We have worked with a number of partners on the design.  In 2013 we assessed all of the options to enable fish to pass around the sluices and the preferred option has been developed with our designers and contractors over the last 5 years.  We are also liaising with Nottingham City Council as they develop plans to create an educational and interpretation hub at Colwick Country Park that will become a centre for visitors to learn about the River Trent and its amazing history.  Trent Rivers Trust are hosts of the Lower Trent & Erewash Catchment Partnership and are leading on the development of projects to further enhance the river and deliver the ambition of Trent Gateway.  The Environment Agency will be leading the fish pass project.

Why are we doing it?

In total there are eight large weirs along the lower River Trent from Cromwell near Newark to Sawley near Long Eaton without a fish pass.  These barriers affect the natural migration of fish as they try to reach spawning habitat upstream into the Midlands.  Holme Sluices is the largest barrier and is owned and maintained by the Environment Agency.  We are addressing our barrier first and through Trent Gateway we are seeking a partnership approach to further open up access to spawning grounds in the rivers Derwent, Soar and Dove.  Species that will benefit include Salmon, Lamprey, Eels and other coarse fish.

What are we doing?

We will be building a ‘twin deep vertical slot’ fish pass that will be 200m long, 6m wide and 6m deep.  It will run around the Environment Agency compound at Colwick and is broken up into a series of 21 ascending chambers into which the water flows through narrow slots. All fish species will be able to swim through these slots and rest in the next chamber above before continuing their journey up the pass and into the river above.  It will also include an eel pass to help support the critically endangered European Eel as well as a public viewing platform so people can try and spot fish as they make their way through the pass.

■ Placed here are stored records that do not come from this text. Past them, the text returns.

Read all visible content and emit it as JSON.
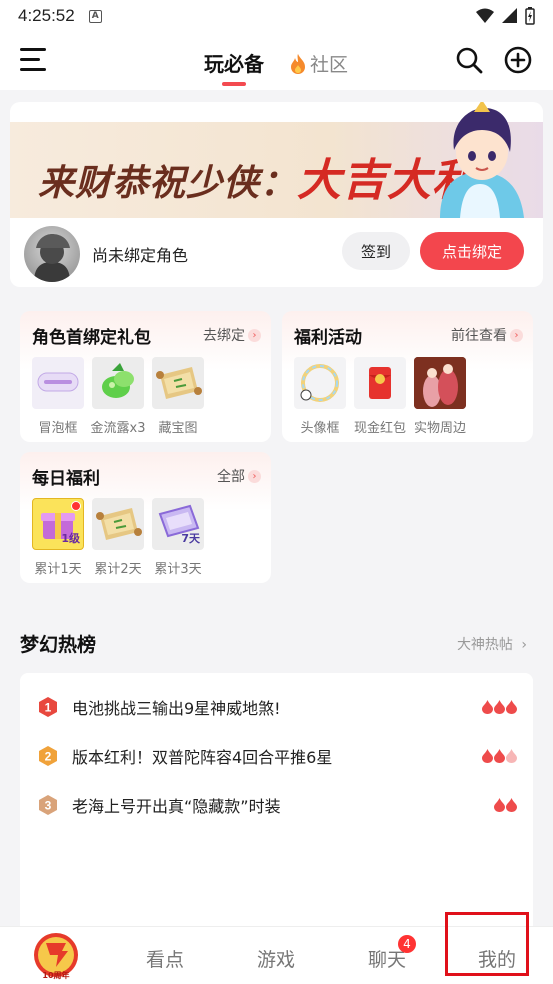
{
  "status_bar": {
    "time": "4:25:52",
    "badge": "A"
  },
  "header": {
    "tab_main": "玩必备",
    "tab_community": "社区"
  },
  "banner": {
    "text_prefix": "来财恭祝少侠：",
    "text_highlight": "大吉大利"
  },
  "profile": {
    "name": "尚未绑定角色",
    "sign_button": "签到",
    "bind_button": "点击绑定"
  },
  "role_gift": {
    "title": "角色首绑定礼包",
    "more": "去绑定",
    "items": [
      {
        "label": "冒泡框"
      },
      {
        "label": "金流露x3"
      },
      {
        "label": "藏宝图"
      }
    ]
  },
  "welfare": {
    "title": "福利活动",
    "more": "前往查看",
    "items": [
      {
        "label": "头像框"
      },
      {
        "label": "现金红包"
      },
      {
        "label": "实物周边"
      }
    ]
  },
  "daily": {
    "title": "每日福利",
    "more": "全部",
    "items": [
      {
        "label": "累计1天",
        "badge": "1级"
      },
      {
        "label": "累计2天"
      },
      {
        "label": "累计3天",
        "badge": "7天"
      }
    ]
  },
  "hot": {
    "title": "梦幻热榜",
    "more": "大神热帖",
    "items": [
      {
        "rank": "1",
        "text": "电池挑战三输出9星神威地煞!",
        "heat": 3
      },
      {
        "rank": "2",
        "text": "版本红利！双普陀阵容4回合平推6星",
        "heat": 2.5
      },
      {
        "rank": "3",
        "text": "老海上号开出真“隐藏款”时装",
        "heat": 2
      }
    ]
  },
  "tabbar": {
    "logo_text": "10周年",
    "items": [
      "看点",
      "游戏",
      "聊天",
      "我的"
    ],
    "chat_badge": "4"
  },
  "colors": {
    "accent": "#f3464d",
    "rank1": "#e8483e",
    "rank2": "#f0a23a",
    "rank3": "#d9a37a"
  }
}
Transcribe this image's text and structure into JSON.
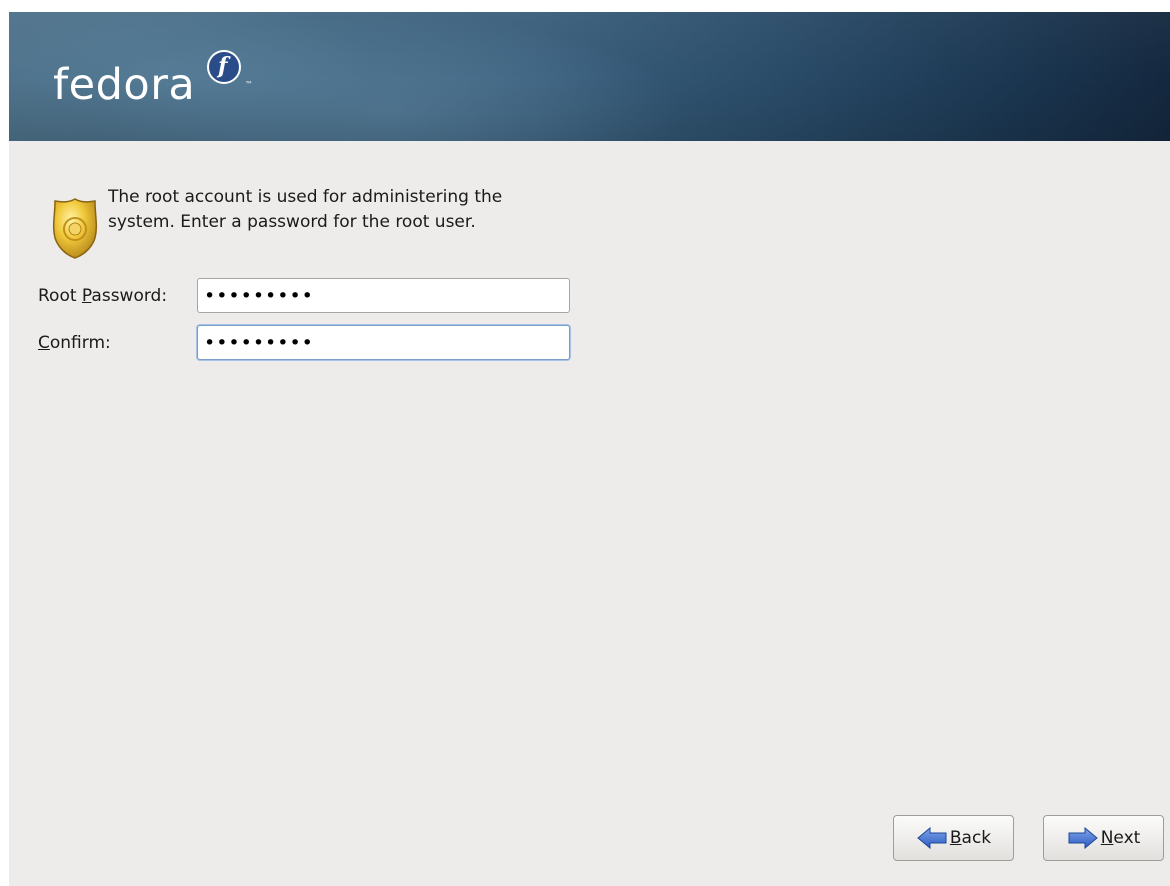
{
  "header": {
    "logo_text": "fedora",
    "logo_mark": "f",
    "logo_tm": "™"
  },
  "intro": {
    "icon": "security-badge-icon",
    "text": "The root account is used for administering the system.  Enter a password for the root user."
  },
  "form": {
    "root_password": {
      "label_prefix": "Root ",
      "label_mnemonic": "P",
      "label_rest": "assword:",
      "value": "•••••••••"
    },
    "confirm": {
      "label_mnemonic": "C",
      "label_rest": "onfirm:",
      "value": "•••••••••"
    }
  },
  "buttons": {
    "back": {
      "mnemonic": "B",
      "rest": "ack",
      "icon": "arrow-left-icon"
    },
    "next": {
      "mnemonic": "N",
      "rest": "ext",
      "icon": "arrow-right-icon"
    }
  },
  "colors": {
    "banner_left": "#4d7189",
    "banner_right": "#14283f",
    "background": "#edeceb",
    "arrow_blue": "#3c6fd1",
    "badge_gold": "#e2b52a"
  }
}
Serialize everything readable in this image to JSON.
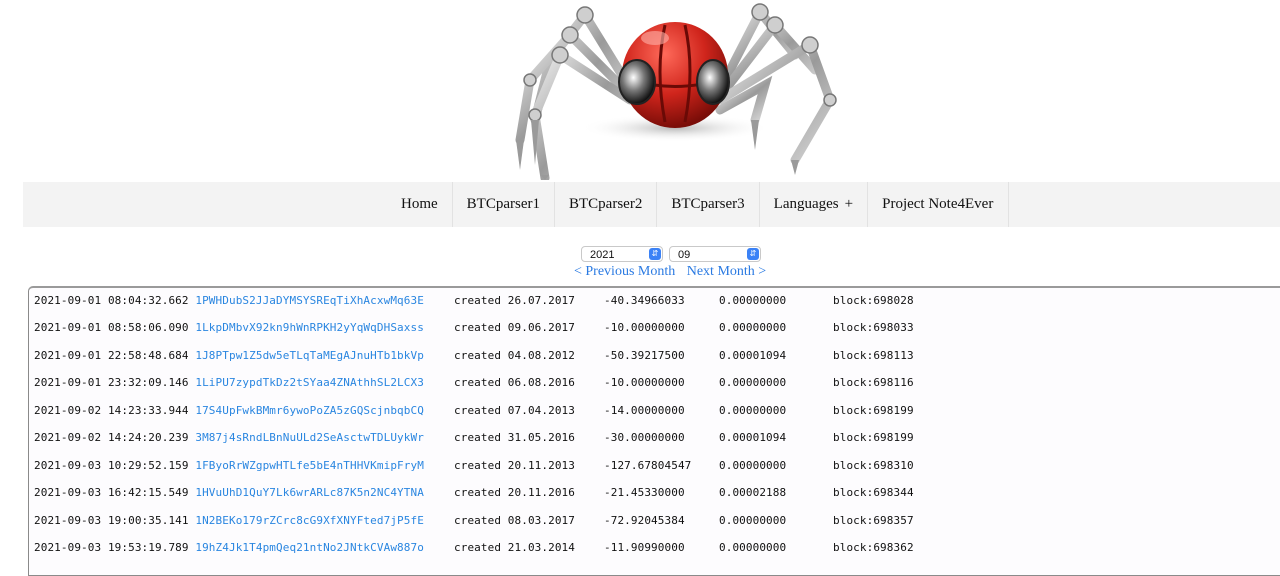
{
  "logo": {
    "alt": "robot spider logo"
  },
  "nav": {
    "items": [
      {
        "label": "Home"
      },
      {
        "label": "BTCparser1"
      },
      {
        "label": "BTCparser2"
      },
      {
        "label": "BTCparser3"
      },
      {
        "label": "Languages",
        "suffix": "+"
      },
      {
        "label": "Project Note4Ever"
      }
    ]
  },
  "filters": {
    "year": "2021",
    "month": "09",
    "prev_label": "< Previous Month",
    "next_label": "Next Month >"
  },
  "transactions": [
    {
      "timestamp": "2021-09-01 08:04:32.662",
      "address": "1PWHDubS2JJaDYMSYSREqTiXhAcxwMq63E",
      "created": "created 26.07.2017",
      "amount": "-40.34966033",
      "fee": "0.00000000",
      "block": "block:698028"
    },
    {
      "timestamp": "2021-09-01 08:58:06.090",
      "address": "1LkpDMbvX92kn9hWnRPKH2yYqWqDHSaxss",
      "created": "created 09.06.2017",
      "amount": "-10.00000000",
      "fee": "0.00000000",
      "block": "block:698033"
    },
    {
      "timestamp": "2021-09-01 22:58:48.684",
      "address": "1J8PTpw1Z5dw5eTLqTaMEgAJnuHTb1bkVp",
      "created": "created 04.08.2012",
      "amount": "-50.39217500",
      "fee": "0.00001094",
      "block": "block:698113"
    },
    {
      "timestamp": "2021-09-01 23:32:09.146",
      "address": "1LiPU7zypdTkDz2tSYaa4ZNAthhSL2LCX3",
      "created": "created 06.08.2016",
      "amount": "-10.00000000",
      "fee": "0.00000000",
      "block": "block:698116"
    },
    {
      "timestamp": "2021-09-02 14:23:33.944",
      "address": "17S4UpFwkBMmr6ywoPoZA5zGQScjnbqbCQ",
      "created": "created 07.04.2013",
      "amount": "-14.00000000",
      "fee": "0.00000000",
      "block": "block:698199"
    },
    {
      "timestamp": "2021-09-02 14:24:20.239",
      "address": "3M87j4sRndLBnNuULd2SeAsctwTDLUykWr",
      "created": "created 31.05.2016",
      "amount": "-30.00000000",
      "fee": "0.00001094",
      "block": "block:698199"
    },
    {
      "timestamp": "2021-09-03 10:29:52.159",
      "address": "1FByoRrWZgpwHTLfe5bE4nTHHVKmipFryM",
      "created": "created 20.11.2013",
      "amount": "-127.67804547",
      "fee": "0.00000000",
      "block": "block:698310"
    },
    {
      "timestamp": "2021-09-03 16:42:15.549",
      "address": "1HVuUhD1QuY7Lk6wrARLc87K5n2NC4YTNA",
      "created": "created 20.11.2016",
      "amount": "-21.45330000",
      "fee": "0.00002188",
      "block": "block:698344"
    },
    {
      "timestamp": "2021-09-03 19:00:35.141",
      "address": "1N2BEKo179rZCrc8cG9XfXNYFted7jP5fE",
      "created": "created 08.03.2017",
      "amount": "-72.92045384",
      "fee": "0.00000000",
      "block": "block:698357"
    },
    {
      "timestamp": "2021-09-03 19:53:19.789",
      "address": "19hZ4Jk1T4pmQeq21ntNo2JNtkCVAw887o",
      "created": "created 21.03.2014",
      "amount": "-11.90990000",
      "fee": "0.00000000",
      "block": "block:698362"
    }
  ],
  "colors": {
    "link": "#2a86e0",
    "navbar_bg": "#f3f3f3",
    "stepper": "#3b82f6"
  }
}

Holme Sluices at Colwick is the largest barrier on the Trent and we have now completed the final design and have secured the funding to build it.  We anticipate that construction will start in February 2022.  We will continue to work alongside partners as they seek to make additional improvements to the Colwick Country Park and other surrounding areas to make this part of Nottingham a key visitor destination where communities can learn about the natural environment and the River Trent.

Similar fish pass examples from the River Severn - Diglis weir

Source: Environment Agency

Where can I find out more about the project?

We will be providing regular updates via this page and our Midlands Twitter account - @EnvAgencyMids

Simon Ward, Fisheries Technical Specialist with the Environment Agency has a blog which he regularly updates, you can find his blog here

You can also contact us via

Please contact us if you have any questions

You can find further information, or answers to any specific queries, by contacting


  • Recreational and commercial river users
  • Fishing clubs and representative associations
  • Members of the public with an interest in the river, the species and conservation
  • Members of the public
  • Elected representatives, including MPs


  • Habitats and wildlife
  • Specific projects, issues, or activity pages